=== MATERIAL PROVIDED ===

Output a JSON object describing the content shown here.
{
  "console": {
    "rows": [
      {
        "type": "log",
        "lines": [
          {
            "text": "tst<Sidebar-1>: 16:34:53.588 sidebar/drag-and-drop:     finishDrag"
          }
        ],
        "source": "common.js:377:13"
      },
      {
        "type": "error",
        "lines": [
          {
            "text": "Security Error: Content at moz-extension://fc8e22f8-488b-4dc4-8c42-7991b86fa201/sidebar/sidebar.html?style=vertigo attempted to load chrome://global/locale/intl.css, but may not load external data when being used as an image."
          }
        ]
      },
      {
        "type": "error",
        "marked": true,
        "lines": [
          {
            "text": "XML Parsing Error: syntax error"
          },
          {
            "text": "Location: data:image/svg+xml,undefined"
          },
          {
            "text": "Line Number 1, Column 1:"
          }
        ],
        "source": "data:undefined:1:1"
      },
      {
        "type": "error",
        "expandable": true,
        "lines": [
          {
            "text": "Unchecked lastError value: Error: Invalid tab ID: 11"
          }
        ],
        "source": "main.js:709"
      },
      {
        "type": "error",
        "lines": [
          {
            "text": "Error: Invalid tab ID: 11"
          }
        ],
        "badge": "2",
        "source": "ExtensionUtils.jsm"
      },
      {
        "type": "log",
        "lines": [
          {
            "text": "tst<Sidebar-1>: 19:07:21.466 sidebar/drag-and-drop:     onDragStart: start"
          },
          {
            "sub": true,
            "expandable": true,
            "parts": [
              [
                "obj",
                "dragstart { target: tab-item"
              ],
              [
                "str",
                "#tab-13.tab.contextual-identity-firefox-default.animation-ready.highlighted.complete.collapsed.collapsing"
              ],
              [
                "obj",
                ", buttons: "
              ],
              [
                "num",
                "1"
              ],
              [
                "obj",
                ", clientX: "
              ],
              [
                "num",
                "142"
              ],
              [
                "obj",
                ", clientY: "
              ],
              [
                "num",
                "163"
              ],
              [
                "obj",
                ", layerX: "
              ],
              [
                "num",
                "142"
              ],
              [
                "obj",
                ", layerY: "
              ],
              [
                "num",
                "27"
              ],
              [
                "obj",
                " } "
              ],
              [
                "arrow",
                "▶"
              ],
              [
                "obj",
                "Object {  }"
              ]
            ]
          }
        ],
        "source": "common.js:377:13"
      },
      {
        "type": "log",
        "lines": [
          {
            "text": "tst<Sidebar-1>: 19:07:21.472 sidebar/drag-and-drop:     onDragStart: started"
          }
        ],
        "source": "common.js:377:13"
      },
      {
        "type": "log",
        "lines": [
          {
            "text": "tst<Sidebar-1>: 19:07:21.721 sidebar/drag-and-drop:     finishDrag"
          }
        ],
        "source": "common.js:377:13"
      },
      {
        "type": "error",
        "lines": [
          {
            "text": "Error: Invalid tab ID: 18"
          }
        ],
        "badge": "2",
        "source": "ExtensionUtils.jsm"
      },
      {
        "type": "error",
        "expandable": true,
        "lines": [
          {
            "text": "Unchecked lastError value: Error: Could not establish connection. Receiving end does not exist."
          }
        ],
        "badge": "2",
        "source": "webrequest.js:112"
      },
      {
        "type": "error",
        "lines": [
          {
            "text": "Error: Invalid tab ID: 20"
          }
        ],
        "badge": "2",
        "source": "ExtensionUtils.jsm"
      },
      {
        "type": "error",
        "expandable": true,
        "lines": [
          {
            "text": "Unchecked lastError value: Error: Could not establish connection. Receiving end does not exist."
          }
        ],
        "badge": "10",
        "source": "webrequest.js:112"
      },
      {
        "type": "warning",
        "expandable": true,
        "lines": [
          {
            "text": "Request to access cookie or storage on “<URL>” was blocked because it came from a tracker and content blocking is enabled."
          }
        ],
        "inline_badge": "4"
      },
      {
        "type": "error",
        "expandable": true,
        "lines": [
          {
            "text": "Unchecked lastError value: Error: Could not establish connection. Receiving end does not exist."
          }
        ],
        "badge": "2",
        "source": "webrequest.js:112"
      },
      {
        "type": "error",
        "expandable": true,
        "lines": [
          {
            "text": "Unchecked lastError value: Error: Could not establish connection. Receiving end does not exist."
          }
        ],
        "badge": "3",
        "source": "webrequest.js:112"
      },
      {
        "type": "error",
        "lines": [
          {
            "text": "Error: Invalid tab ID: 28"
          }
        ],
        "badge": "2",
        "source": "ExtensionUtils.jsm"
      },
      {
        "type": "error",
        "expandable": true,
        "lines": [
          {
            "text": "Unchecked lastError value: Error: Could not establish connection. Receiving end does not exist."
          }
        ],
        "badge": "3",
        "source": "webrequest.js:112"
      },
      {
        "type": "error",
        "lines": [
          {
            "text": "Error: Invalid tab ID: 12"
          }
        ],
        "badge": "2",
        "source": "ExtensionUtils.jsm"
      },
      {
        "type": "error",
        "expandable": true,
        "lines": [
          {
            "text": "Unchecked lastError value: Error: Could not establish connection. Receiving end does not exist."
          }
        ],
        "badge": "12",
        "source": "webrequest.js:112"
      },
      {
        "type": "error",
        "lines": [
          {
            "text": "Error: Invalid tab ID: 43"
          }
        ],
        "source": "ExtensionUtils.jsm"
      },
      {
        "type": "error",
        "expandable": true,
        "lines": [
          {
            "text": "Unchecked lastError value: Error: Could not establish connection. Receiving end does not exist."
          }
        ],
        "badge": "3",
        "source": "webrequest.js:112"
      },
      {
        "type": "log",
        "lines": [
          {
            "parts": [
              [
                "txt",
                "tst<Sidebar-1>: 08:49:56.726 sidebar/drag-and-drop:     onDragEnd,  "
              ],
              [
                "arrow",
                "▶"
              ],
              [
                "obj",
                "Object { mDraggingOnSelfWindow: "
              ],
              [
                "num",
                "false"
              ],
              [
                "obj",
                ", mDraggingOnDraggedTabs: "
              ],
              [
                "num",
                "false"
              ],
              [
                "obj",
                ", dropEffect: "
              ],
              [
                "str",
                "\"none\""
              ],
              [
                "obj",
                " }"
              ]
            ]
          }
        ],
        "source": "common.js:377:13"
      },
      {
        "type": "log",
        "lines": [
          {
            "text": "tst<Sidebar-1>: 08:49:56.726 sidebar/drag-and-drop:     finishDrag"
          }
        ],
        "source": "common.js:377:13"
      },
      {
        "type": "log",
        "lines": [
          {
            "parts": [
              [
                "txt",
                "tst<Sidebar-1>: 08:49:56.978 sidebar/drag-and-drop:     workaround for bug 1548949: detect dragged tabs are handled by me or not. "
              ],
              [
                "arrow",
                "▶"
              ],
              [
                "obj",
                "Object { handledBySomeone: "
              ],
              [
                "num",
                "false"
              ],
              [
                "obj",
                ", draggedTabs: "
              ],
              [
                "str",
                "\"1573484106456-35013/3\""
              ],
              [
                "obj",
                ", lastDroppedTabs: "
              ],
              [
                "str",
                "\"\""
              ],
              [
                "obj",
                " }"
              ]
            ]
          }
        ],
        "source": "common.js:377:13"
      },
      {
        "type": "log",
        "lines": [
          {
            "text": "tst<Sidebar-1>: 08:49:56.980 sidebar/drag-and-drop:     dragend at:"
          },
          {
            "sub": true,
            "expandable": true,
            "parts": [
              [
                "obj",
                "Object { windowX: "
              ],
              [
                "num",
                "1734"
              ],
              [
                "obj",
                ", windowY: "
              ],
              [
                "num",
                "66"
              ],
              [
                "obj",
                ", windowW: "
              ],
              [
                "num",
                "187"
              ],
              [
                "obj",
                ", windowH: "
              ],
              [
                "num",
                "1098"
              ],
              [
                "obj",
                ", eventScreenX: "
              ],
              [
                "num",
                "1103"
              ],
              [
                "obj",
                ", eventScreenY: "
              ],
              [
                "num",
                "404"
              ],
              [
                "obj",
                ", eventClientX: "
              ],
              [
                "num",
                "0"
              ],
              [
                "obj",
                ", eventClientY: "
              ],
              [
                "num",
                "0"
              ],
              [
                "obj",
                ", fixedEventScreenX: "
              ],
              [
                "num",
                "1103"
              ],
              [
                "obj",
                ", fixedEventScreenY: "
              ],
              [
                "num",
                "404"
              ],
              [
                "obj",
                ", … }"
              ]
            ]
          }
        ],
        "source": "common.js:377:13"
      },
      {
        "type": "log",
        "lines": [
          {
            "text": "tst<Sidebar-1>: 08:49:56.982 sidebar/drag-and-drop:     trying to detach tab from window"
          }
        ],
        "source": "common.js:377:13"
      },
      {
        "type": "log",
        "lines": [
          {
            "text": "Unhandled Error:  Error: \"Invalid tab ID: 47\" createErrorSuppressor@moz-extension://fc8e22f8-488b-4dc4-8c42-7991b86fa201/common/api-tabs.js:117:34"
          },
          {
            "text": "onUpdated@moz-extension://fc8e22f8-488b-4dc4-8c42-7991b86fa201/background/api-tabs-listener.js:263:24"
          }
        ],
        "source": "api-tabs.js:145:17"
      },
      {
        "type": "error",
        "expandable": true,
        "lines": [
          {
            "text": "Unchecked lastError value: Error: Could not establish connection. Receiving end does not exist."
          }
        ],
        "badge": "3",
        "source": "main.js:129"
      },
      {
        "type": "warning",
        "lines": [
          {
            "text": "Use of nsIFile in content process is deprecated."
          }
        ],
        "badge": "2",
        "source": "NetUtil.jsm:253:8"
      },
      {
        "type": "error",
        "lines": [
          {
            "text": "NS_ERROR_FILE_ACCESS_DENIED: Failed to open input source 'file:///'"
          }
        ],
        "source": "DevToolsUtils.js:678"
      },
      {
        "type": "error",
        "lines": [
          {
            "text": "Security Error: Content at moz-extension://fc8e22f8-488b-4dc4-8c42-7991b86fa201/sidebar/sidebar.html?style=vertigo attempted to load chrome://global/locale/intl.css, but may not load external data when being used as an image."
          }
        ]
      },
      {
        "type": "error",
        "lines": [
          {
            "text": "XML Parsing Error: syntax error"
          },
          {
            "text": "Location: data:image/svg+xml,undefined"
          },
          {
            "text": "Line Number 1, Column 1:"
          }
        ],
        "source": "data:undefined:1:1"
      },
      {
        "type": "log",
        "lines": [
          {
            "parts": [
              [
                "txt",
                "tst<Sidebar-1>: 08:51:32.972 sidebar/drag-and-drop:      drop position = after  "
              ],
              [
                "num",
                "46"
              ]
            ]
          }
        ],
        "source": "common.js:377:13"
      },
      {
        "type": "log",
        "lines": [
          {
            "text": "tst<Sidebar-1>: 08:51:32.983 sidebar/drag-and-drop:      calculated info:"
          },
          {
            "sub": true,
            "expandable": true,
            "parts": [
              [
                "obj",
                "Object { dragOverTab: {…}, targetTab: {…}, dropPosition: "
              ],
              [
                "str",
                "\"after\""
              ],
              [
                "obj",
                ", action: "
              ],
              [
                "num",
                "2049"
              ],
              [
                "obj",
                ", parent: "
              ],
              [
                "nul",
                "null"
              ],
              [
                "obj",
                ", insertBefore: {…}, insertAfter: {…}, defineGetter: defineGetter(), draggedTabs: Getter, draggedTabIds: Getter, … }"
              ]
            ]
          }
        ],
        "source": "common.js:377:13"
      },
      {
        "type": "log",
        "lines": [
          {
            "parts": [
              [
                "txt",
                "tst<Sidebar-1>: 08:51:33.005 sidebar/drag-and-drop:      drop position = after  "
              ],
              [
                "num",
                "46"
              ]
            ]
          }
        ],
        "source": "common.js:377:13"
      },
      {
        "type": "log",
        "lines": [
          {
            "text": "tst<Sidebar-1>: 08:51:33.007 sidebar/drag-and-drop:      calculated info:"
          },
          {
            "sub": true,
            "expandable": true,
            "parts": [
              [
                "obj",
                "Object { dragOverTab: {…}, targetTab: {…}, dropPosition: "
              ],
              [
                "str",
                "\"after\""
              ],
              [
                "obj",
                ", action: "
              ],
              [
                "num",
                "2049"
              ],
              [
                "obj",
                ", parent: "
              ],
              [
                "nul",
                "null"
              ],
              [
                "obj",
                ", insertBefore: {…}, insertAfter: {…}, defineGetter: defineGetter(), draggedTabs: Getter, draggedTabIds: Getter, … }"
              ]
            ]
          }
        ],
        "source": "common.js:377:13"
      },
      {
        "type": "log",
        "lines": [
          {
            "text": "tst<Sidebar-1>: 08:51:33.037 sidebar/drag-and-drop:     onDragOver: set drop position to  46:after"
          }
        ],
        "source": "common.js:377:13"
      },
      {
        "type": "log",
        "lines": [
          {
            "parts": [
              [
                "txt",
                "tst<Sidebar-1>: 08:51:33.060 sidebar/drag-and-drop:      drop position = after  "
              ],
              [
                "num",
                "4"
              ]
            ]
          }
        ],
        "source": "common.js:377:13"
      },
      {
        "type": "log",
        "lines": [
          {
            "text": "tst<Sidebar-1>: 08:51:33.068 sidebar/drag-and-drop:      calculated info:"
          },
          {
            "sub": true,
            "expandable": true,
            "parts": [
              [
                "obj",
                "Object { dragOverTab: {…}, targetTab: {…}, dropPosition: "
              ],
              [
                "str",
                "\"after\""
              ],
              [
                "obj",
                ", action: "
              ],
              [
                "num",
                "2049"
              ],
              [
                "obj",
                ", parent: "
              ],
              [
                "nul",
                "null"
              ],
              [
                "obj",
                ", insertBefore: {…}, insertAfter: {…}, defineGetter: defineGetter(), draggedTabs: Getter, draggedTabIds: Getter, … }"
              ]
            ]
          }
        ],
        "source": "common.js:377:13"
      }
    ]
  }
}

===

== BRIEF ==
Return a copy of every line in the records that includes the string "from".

== SOLUTION TO THIS EXERCISE ==
            "text": "Request to access cookie or storage on “<URL>” was blocked because it came from a tracker and content blocking is enabled."
            "text": "tst<Sidebar-1>: 08:49:56.982 sidebar/drag-and-drop:     trying to detach tab from window"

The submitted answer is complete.